Hours went on and on, and we kinda hit a crisis point. We presented to the experts and part of the staff, and it didn’t go well. Me and my teammates hadn’t had much time to prepare for the presentation, were nervous and did not have some key points of the project clear enough to be defended in front of a jury. But it’s OK, it was just a test. We gathered together after that, sorted everything out, and further worked on getting everything ready for the demo. I began finishing the prototype, while my teammates rehearsed their part of the presentation. After all, around 3 in the morning and with a really nice product (both pitch & prototype), we went to sleep and get (some) rest.
Sleeping was definitely not one of the key points of the Imagine Express. I only slept 2 hours before we had to take a bus to Paris train station at just 6 in the morning. We left the hotel, crossed the city again, and got inside a Eurostar train that would get us to London. I was really excited about being on an undersea train, but also too tired, so I was sleeping all the time inside the train. Anyway, a bit after nine in the morning (British time), we arrived at London’s St. Pancras train station.
Ahead of us: a challenging morning of having to pitch our idea and prototype in the London Eye. We took another bus from St. Pancras to London riverside, near the London Eye, and we set our new temporary base camp in a cultural center nearby. Our category was the last to present, so we had to wait about two hours, rehearsing the presentation and preparing mentally. Finally, we went together with the other teams within our category to get inside that big wheel, the tallest building in London. The moment came, and I think we did a really good job.
Shortly after that, we came back to our base camp, rested for a bit, had a beer, and then we were invited to go to the small prize ceremony. We did not win, but the level of all projects was really high and, anyway, the experience had been indeed awesome either way. The three musicians performed two amazing songs that they composed, like we did, during the entire journey, and we were given a couple hours to grab some lunch and rest. Honestly, after grabbing a bite, we were so destroyed that we just waited for the bus to pick us up.
So we got into a bus that, after a bit over an hour, left us at the Southend Airport Hotel, in Essex, really near to the airport. We rested a bit more, then had dinner, and all the eight teams that didn’t win had the chance to perform their pitch again for an extra spot in the final presentation on Monday, at the 4 Years From Now section of the Mobile World Congress. We went to sleep early, got some breakfast after waking up, and headed to the airport in order to get back to Barcelona.
Tired and amazed after the intense experience, we landed at Barcelona airport and headed to Plaça Espanya, right next to the Mobile World Congress venue. And after having lunch brought by Uber Eats, we went inside the 4 Years From Now congress, sat down, and waited for the big final presentation to begin. All four winners and the extra team presented, the musicians performed their two songs too, and the Imagine Express 2015 came to an end as the counter hit 0.
Not much left to do. We picked our luggage, said goodbye to the others, and I went back home to get a earned good sleep after this unbelievable, once-in-a-lifetime experience.
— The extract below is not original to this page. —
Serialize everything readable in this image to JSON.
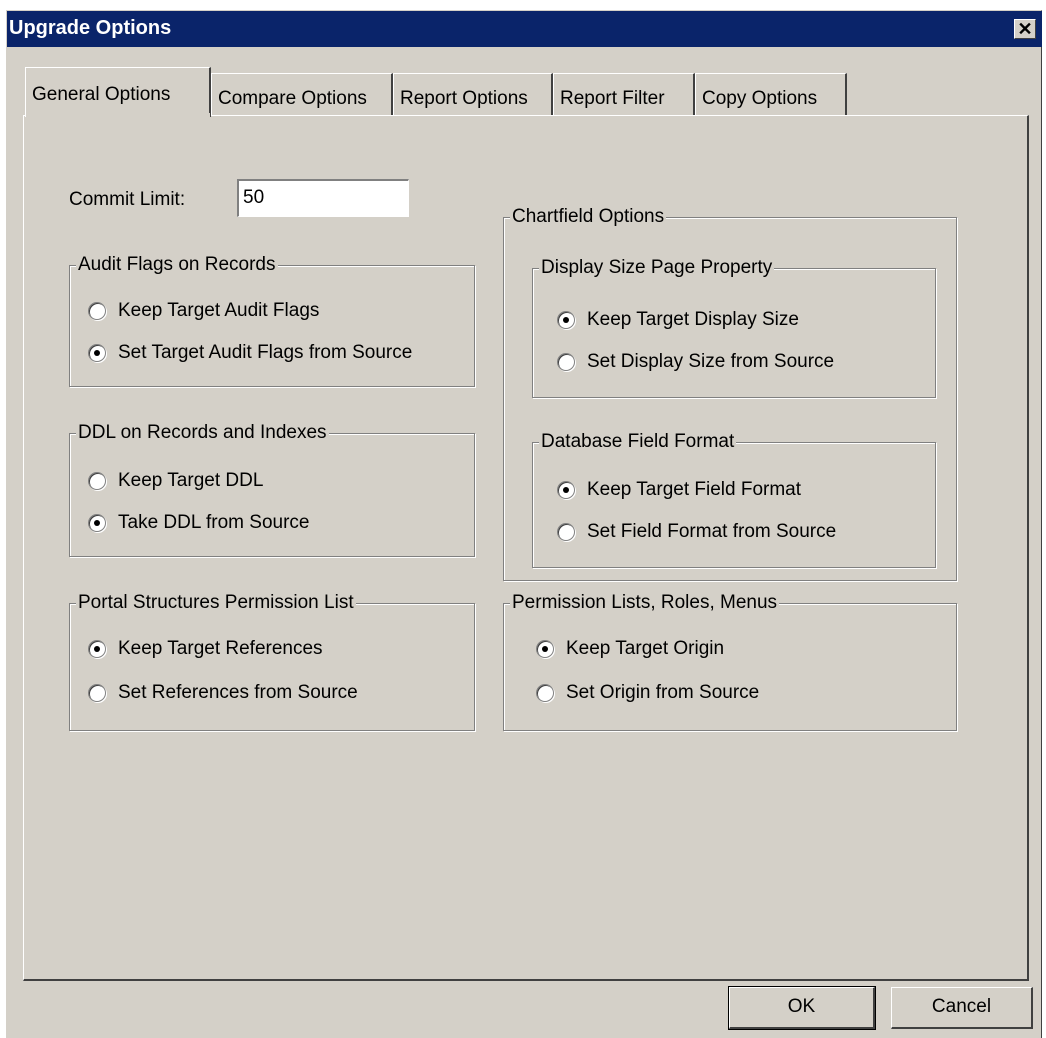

Thanks to all the organizers and the rest of the staff and, of course, to the other people that, like me, participated in this adventure!
All the pictures are taken from great photographers that accompanied us through the whole journey. Thanks to them!